# Dataset extract
----

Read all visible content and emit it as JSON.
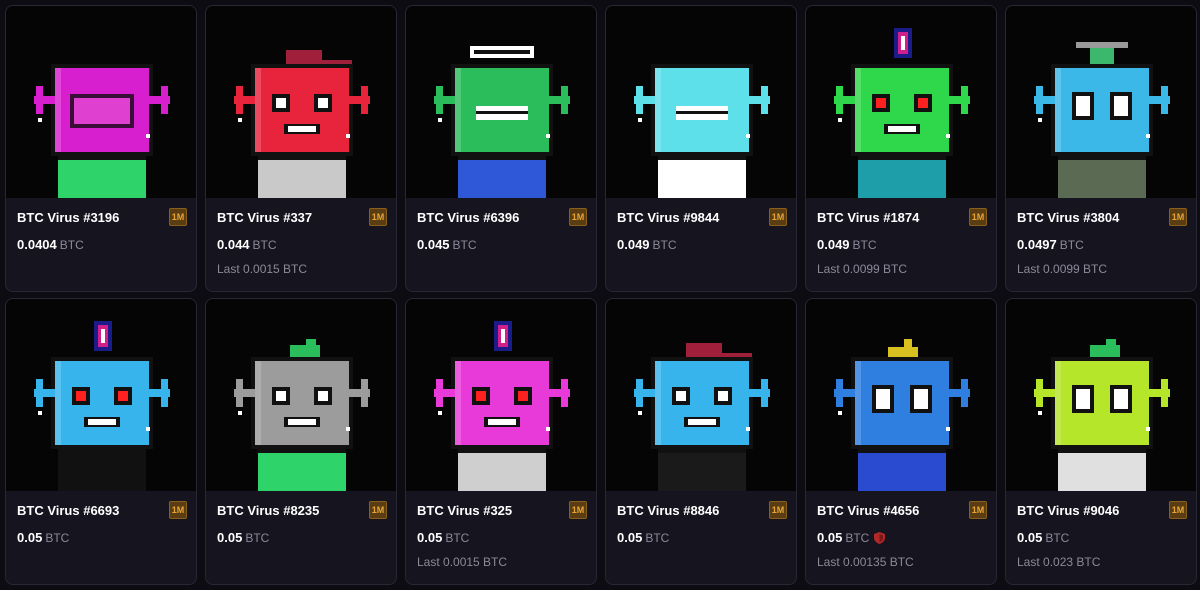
{
  "cards": [
    {
      "name": "BTC Virus #3196",
      "badge": "1M",
      "price": "0.0404",
      "currency": "BTC",
      "last": "",
      "icon": "robot-404-avatar",
      "colors": {
        "head": "#d81fcf",
        "body": "#2ed36a"
      }
    },
    {
      "name": "BTC Virus #337",
      "badge": "1M",
      "price": "0.044",
      "currency": "BTC",
      "last": "Last 0.0015 BTC",
      "icon": "robot-cap-avatar",
      "colors": {
        "head": "#e8243c",
        "body": "#c9c9c9"
      }
    },
    {
      "name": "BTC Virus #6396",
      "badge": "1M",
      "price": "0.045",
      "currency": "BTC",
      "last": "",
      "icon": "robot-zombie-avatar",
      "colors": {
        "head": "#2bbd5c",
        "body": "#2f58d8"
      }
    },
    {
      "name": "BTC Virus #9844",
      "badge": "1M",
      "price": "0.049",
      "currency": "BTC",
      "last": "",
      "icon": "robot-ice-avatar",
      "colors": {
        "head": "#5ee0ea",
        "body": "#ffffff"
      }
    },
    {
      "name": "BTC Virus #1874",
      "badge": "1M",
      "price": "0.049",
      "currency": "BTC",
      "last": "Last 0.0099 BTC",
      "icon": "robot-flame-avatar",
      "colors": {
        "head": "#2ed84a",
        "body": "#1d9ea8"
      }
    },
    {
      "name": "BTC Virus #3804",
      "badge": "1M",
      "price": "0.0497",
      "currency": "BTC",
      "last": "Last 0.0099 BTC",
      "icon": "robot-ufo-avatar",
      "colors": {
        "head": "#3cb8e8",
        "body": "#5b6a52"
      }
    },
    {
      "name": "BTC Virus #6693",
      "badge": "1M",
      "price": "0.05",
      "currency": "BTC",
      "last": "",
      "icon": "robot-flame-avatar",
      "colors": {
        "head": "#38b4ec",
        "body": "#111111"
      }
    },
    {
      "name": "BTC Virus #8235",
      "badge": "1M",
      "price": "0.05",
      "currency": "BTC",
      "last": "",
      "icon": "robot-mohawk-avatar",
      "colors": {
        "head": "#9c9c9c",
        "body": "#2ed36a"
      }
    },
    {
      "name": "BTC Virus #325",
      "badge": "1M",
      "price": "0.05",
      "currency": "BTC",
      "last": "Last 0.0015 BTC",
      "icon": "robot-flame-avatar",
      "colors": {
        "head": "#e83ad8",
        "body": "#cfcfcf"
      }
    },
    {
      "name": "BTC Virus #8846",
      "badge": "1M",
      "price": "0.05",
      "currency": "BTC",
      "last": "",
      "icon": "robot-cap-avatar",
      "colors": {
        "head": "#38b4ec",
        "body": "#1a1a1a"
      }
    },
    {
      "name": "BTC Virus #4656",
      "badge": "1M",
      "price": "0.05",
      "currency": "BTC",
      "last": "Last 0.00135 BTC",
      "icon": "robot-crown-avatar",
      "colors": {
        "head": "#2f7fe0",
        "body": "#2a4ad0"
      },
      "shield": true
    },
    {
      "name": "BTC Virus #9046",
      "badge": "1M",
      "price": "0.05",
      "currency": "BTC",
      "last": "Last 0.023 BTC",
      "icon": "robot-mohawk-avatar",
      "colors": {
        "head": "#b5e62a",
        "body": "#e0e0e0"
      }
    }
  ]
}
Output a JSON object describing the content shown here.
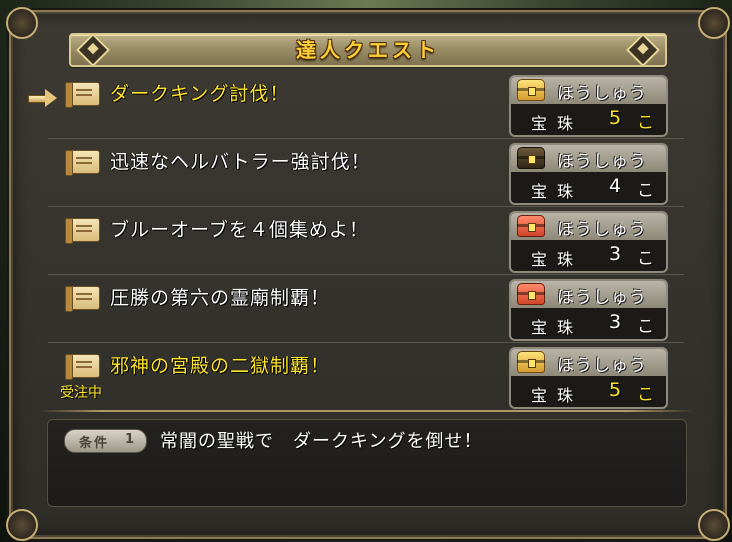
{
  "window": {
    "title": "達人クエスト"
  },
  "quests": [
    {
      "title": "ダークキング討伐！",
      "highlight": true,
      "status": "",
      "reward_label": "ほうしゅう",
      "reward_item": "宝珠",
      "reward_count": "5",
      "reward_unit": "こ",
      "chest": "gold",
      "reward_highlight": true
    },
    {
      "title": "迅速なヘルバトラー強討伐！",
      "highlight": false,
      "status": "",
      "reward_label": "ほうしゅう",
      "reward_item": "宝珠",
      "reward_count": "4",
      "reward_unit": "こ",
      "chest": "dark",
      "reward_highlight": false
    },
    {
      "title": "ブルーオーブを４個集めよ！",
      "highlight": false,
      "status": "",
      "reward_label": "ほうしゅう",
      "reward_item": "宝珠",
      "reward_count": "3",
      "reward_unit": "こ",
      "chest": "red",
      "reward_highlight": false
    },
    {
      "title": "圧勝の第六の霊廟制覇！",
      "highlight": false,
      "status": "",
      "reward_label": "ほうしゅう",
      "reward_item": "宝珠",
      "reward_count": "3",
      "reward_unit": "こ",
      "chest": "red",
      "reward_highlight": false
    },
    {
      "title": "邪神の宮殿の二獄制覇！",
      "highlight": true,
      "status": "受注中",
      "reward_label": "ほうしゅう",
      "reward_item": "宝珠",
      "reward_count": "5",
      "reward_unit": "こ",
      "chest": "gold",
      "reward_highlight": true
    }
  ],
  "condition": {
    "badge_label": "条件",
    "badge_number": "1",
    "text": "常闇の聖戦で　ダークキングを倒せ！"
  },
  "colors": {
    "highlight_text": "#ffe52c",
    "normal_text": "#ffffff",
    "title_text": "#ffcf3a"
  }
}
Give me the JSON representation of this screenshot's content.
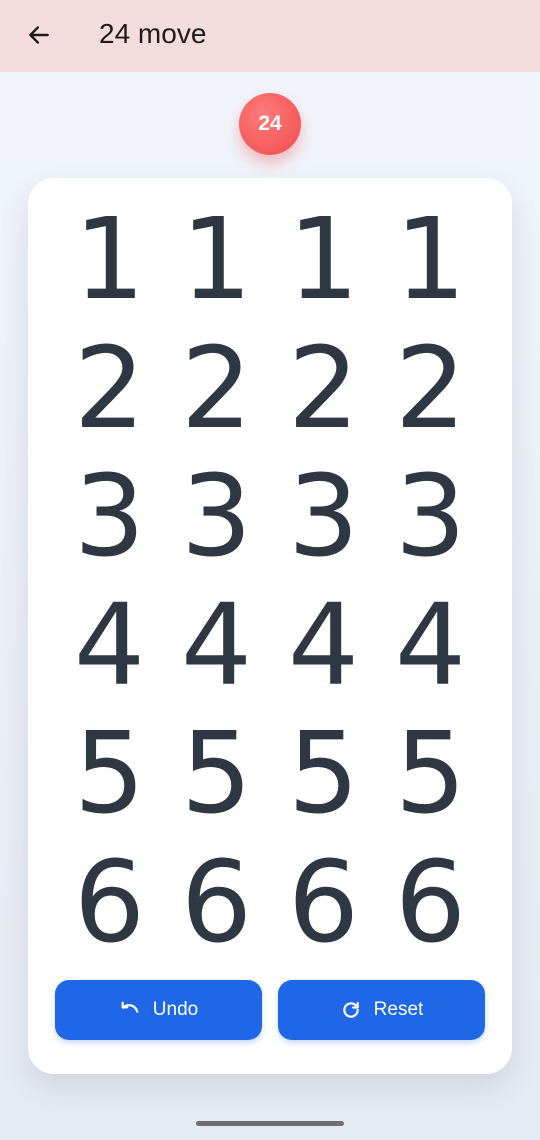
{
  "header": {
    "title": "24 move",
    "back_icon": "arrow-left-icon",
    "background": "#f3dcdc"
  },
  "move_badge": {
    "value": "24",
    "color": "#f45a5a"
  },
  "board": {
    "rows": [
      [
        "1",
        "1",
        "1",
        "1"
      ],
      [
        "2",
        "2",
        "2",
        "2"
      ],
      [
        "3",
        "3",
        "3",
        "3"
      ],
      [
        "4",
        "4",
        "4",
        "4"
      ],
      [
        "5",
        "5",
        "5",
        "5"
      ],
      [
        "6",
        "6",
        "6",
        "6"
      ]
    ]
  },
  "actions": {
    "undo_label": "Undo",
    "undo_icon": "undo-icon",
    "reset_label": "Reset",
    "reset_icon": "refresh-icon",
    "accent": "#1f67e6"
  }
}
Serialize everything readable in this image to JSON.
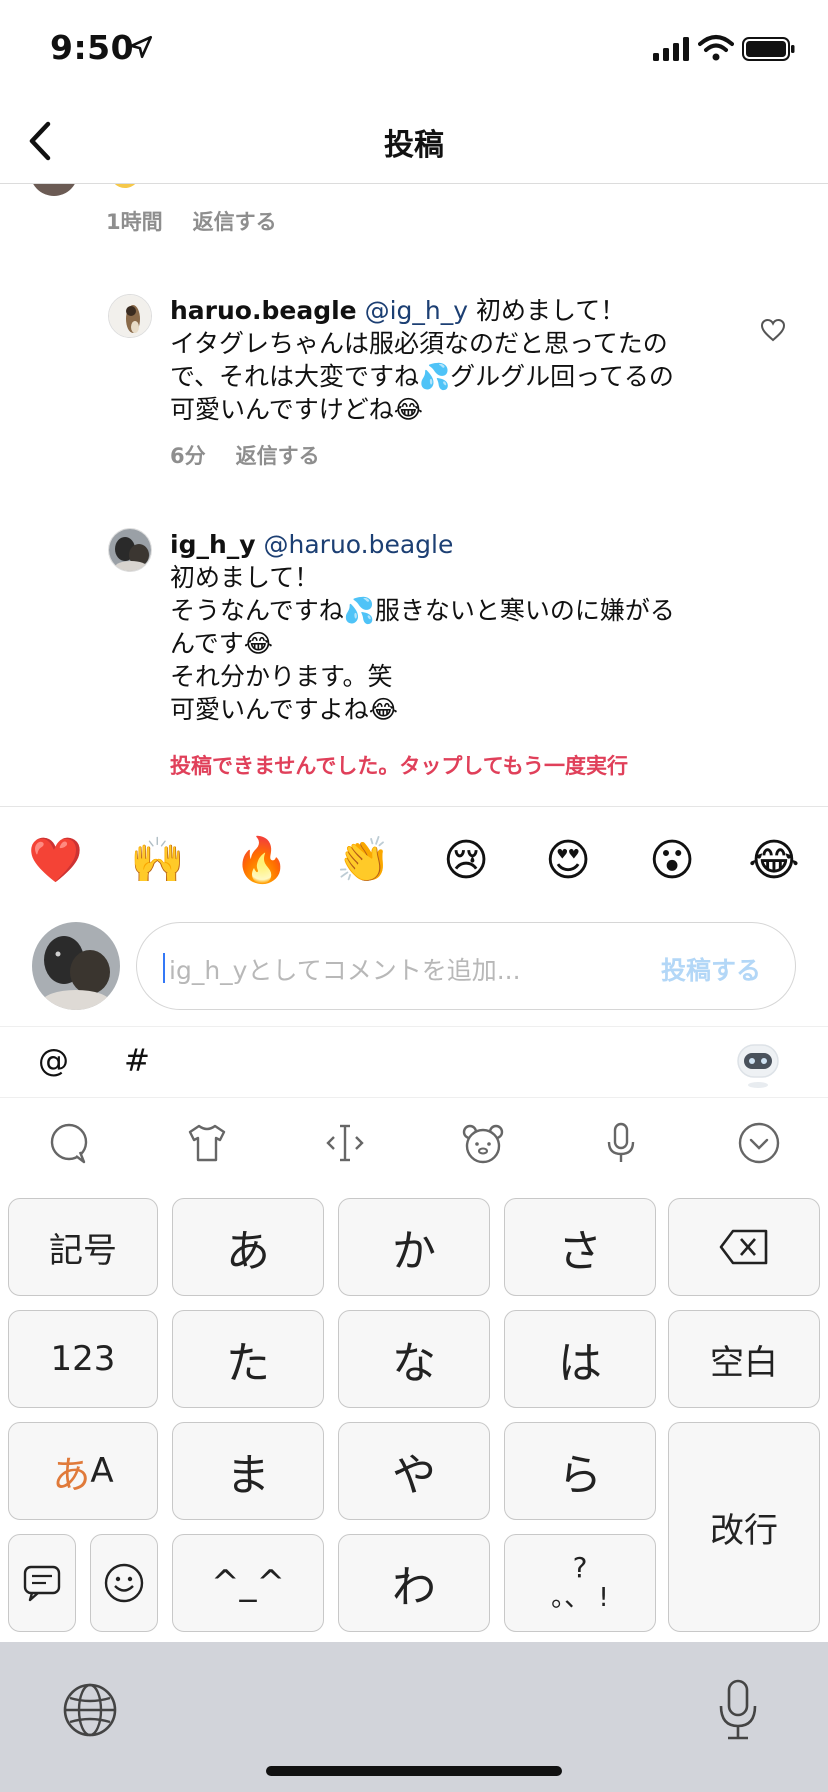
{
  "status_bar": {
    "time": "9:50"
  },
  "header": {
    "title": "投稿"
  },
  "top_comment_meta": {
    "time": "1時間",
    "reply": "返信する"
  },
  "comments": [
    {
      "user": "haruo.beagle",
      "mention": "@ig_h_y",
      "lines": [
        "初めまして！",
        "イタグレちゃんは服必須なのだと思ってたの",
        "で、それは大変ですね💦グルグル回ってるの",
        "可愛いんですけどね😂"
      ],
      "intro": " 初めまして！",
      "time": "6分",
      "reply": "返信する"
    },
    {
      "user": "ig_h_y",
      "mention": "@haruo.beagle",
      "lines": [
        "初めまして！",
        "そうなんですね💦服きないと寒いのに嫌がる",
        "んです😂",
        "それ分かります。笑",
        "可愛いんですよね😂"
      ],
      "error": "投稿できませんでした。タップしてもう一度実行"
    }
  ],
  "emoji_bar": [
    "❤️",
    "🙌",
    "🔥",
    "👏",
    "😢",
    "😍",
    "😮",
    "😂"
  ],
  "comment_input": {
    "placeholder": "ig_h_yとしてコメントを追加...",
    "post_label": "投稿する"
  },
  "mention_bar": {
    "at": "@",
    "hash": "#"
  },
  "keyboard": {
    "rows": [
      [
        "記号",
        "あ",
        "か",
        "さ",
        "⌫"
      ],
      [
        "123",
        "た",
        "な",
        "は",
        "空白"
      ],
      [
        "あA",
        "ま",
        "や",
        "ら",
        "改行"
      ],
      [
        "",
        "",
        "^_^",
        "わ",
        "。、?!"
      ]
    ],
    "kigou": "記号",
    "a": "あ",
    "ka": "か",
    "sa": "さ",
    "num": "123",
    "ta": "た",
    "na": "な",
    "ha": "は",
    "space": "空白",
    "mode_kana": "あ",
    "mode_alpha": "A",
    "ma": "ま",
    "ya": "や",
    "ra": "ら",
    "enter": "改行",
    "kaomoji": "^_^",
    "wa": "わ",
    "punct_top": "?",
    "punct_bottom": "。、 !"
  }
}
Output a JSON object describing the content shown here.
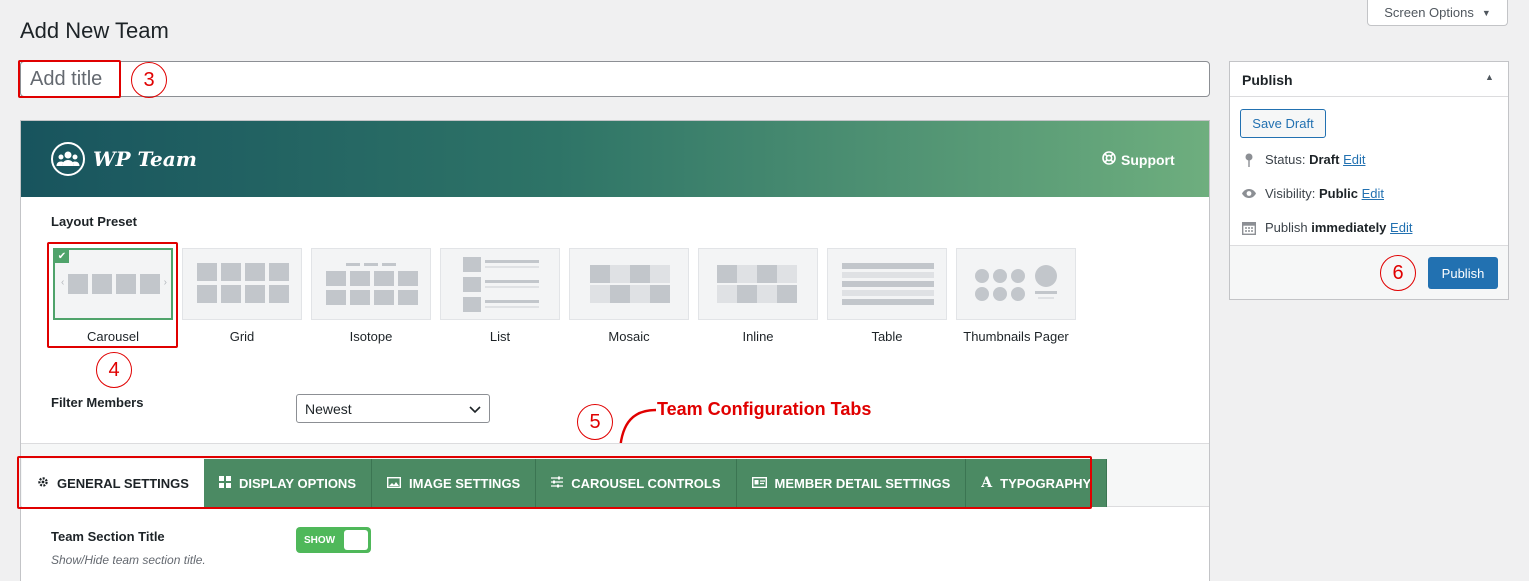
{
  "page": {
    "title": "Add New Team"
  },
  "screen_options": {
    "label": "Screen Options"
  },
  "title_field": {
    "placeholder": "Add title"
  },
  "banner": {
    "logo_text": "WP Team",
    "support_label": "Support"
  },
  "layout_preset": {
    "label": "Layout Preset",
    "options": [
      {
        "label": "Carousel",
        "selected": true
      },
      {
        "label": "Grid"
      },
      {
        "label": "Isotope"
      },
      {
        "label": "List"
      },
      {
        "label": "Mosaic"
      },
      {
        "label": "Inline"
      },
      {
        "label": "Table"
      },
      {
        "label": "Thumbnails Pager"
      }
    ]
  },
  "filter_members": {
    "label": "Filter Members",
    "selected": "Newest"
  },
  "annotation": {
    "tabs_caption": "Team Configuration Tabs",
    "markers": [
      "3",
      "4",
      "5",
      "6"
    ]
  },
  "tabs": [
    {
      "label": "GENERAL SETTINGS",
      "icon": "gear-icon",
      "active": true
    },
    {
      "label": "DISPLAY OPTIONS",
      "icon": "grid-icon"
    },
    {
      "label": "IMAGE SETTINGS",
      "icon": "image-icon"
    },
    {
      "label": "CAROUSEL CONTROLS",
      "icon": "sliders-icon"
    },
    {
      "label": "MEMBER DETAIL SETTINGS",
      "icon": "id-card-icon"
    },
    {
      "label": "TYPOGRAPHY",
      "icon": "font-icon"
    }
  ],
  "general": {
    "section_title": {
      "label": "Team Section Title",
      "description": "Show/Hide team section title.",
      "toggle_label": "SHOW"
    }
  },
  "publish": {
    "title": "Publish",
    "save_draft": "Save Draft",
    "status_label": "Status:",
    "status_value": "Draft",
    "visibility_label": "Visibility:",
    "visibility_value": "Public",
    "schedule_label": "Publish",
    "schedule_value": "immediately",
    "edit_link": "Edit",
    "publish_button": "Publish"
  },
  "colors": {
    "accent": "#2271b1",
    "tab_green": "#4b8a63",
    "annotation_red": "#e00000"
  }
}
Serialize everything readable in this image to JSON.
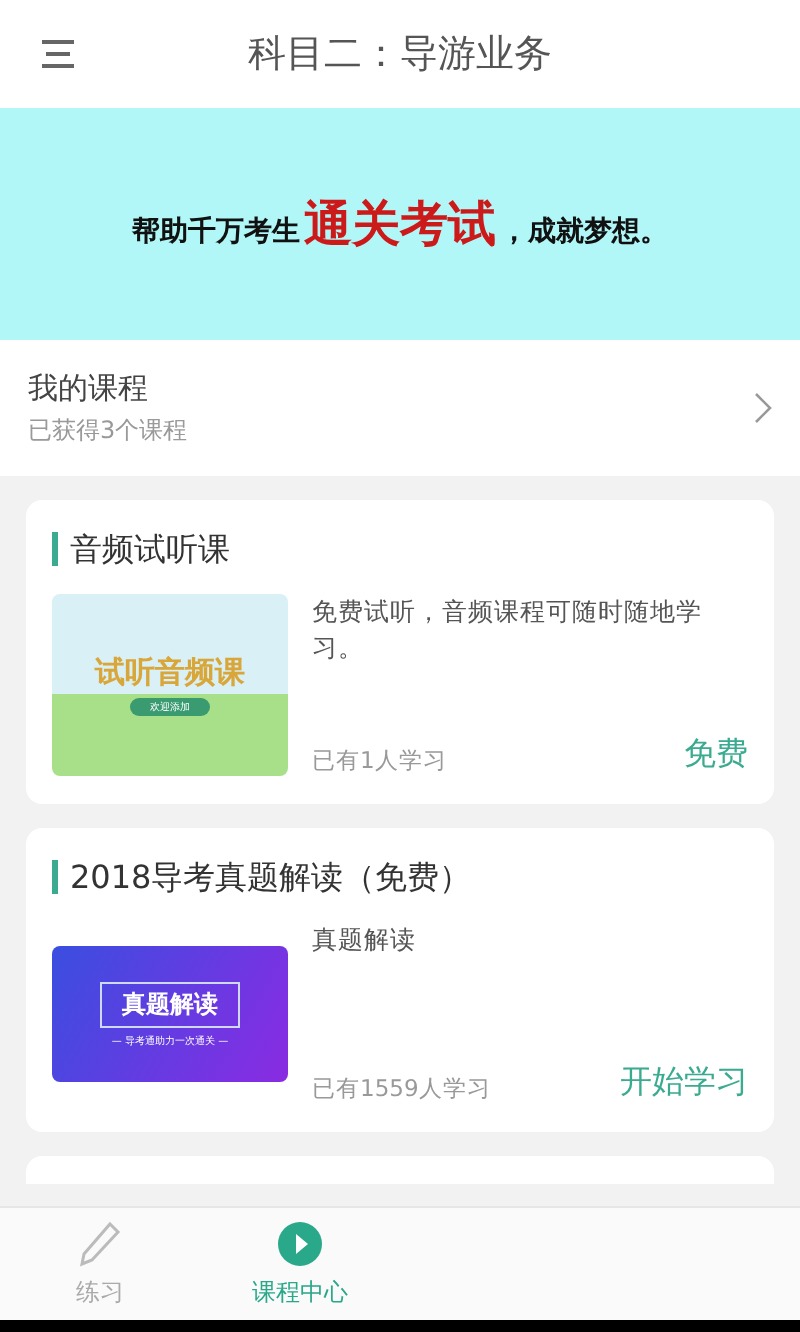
{
  "header": {
    "title": "科目二：导游业务"
  },
  "banner": {
    "lead": "帮助千万考生",
    "highlight": "通关考试",
    "tail": "，成就梦想。"
  },
  "my_courses": {
    "title": "我的课程",
    "subtitle": "已获得3个课程"
  },
  "courses": [
    {
      "kind": "audio",
      "title": "音频试听课",
      "thumb_title": "试听音频课",
      "thumb_tag": "欢迎添加",
      "description": "免费试听，音频课程可随时随地学习。",
      "learners": "已有1人学习",
      "action": "免费"
    },
    {
      "kind": "exam",
      "title": "2018导考真题解读（免费）",
      "thumb_title": "真题解读",
      "thumb_tag": "— 导考通助力一次通关 —",
      "description": "真题解读",
      "learners": "已有1559人学习",
      "action": "开始学习"
    }
  ],
  "tabs": [
    {
      "label": "练习",
      "kind": "practice",
      "selected": false
    },
    {
      "label": "课程中心",
      "kind": "courses",
      "selected": true
    }
  ]
}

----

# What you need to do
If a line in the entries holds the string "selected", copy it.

# Task response
        "selected": true
    "selected": "Newest"
      "selected": false
      "selected": true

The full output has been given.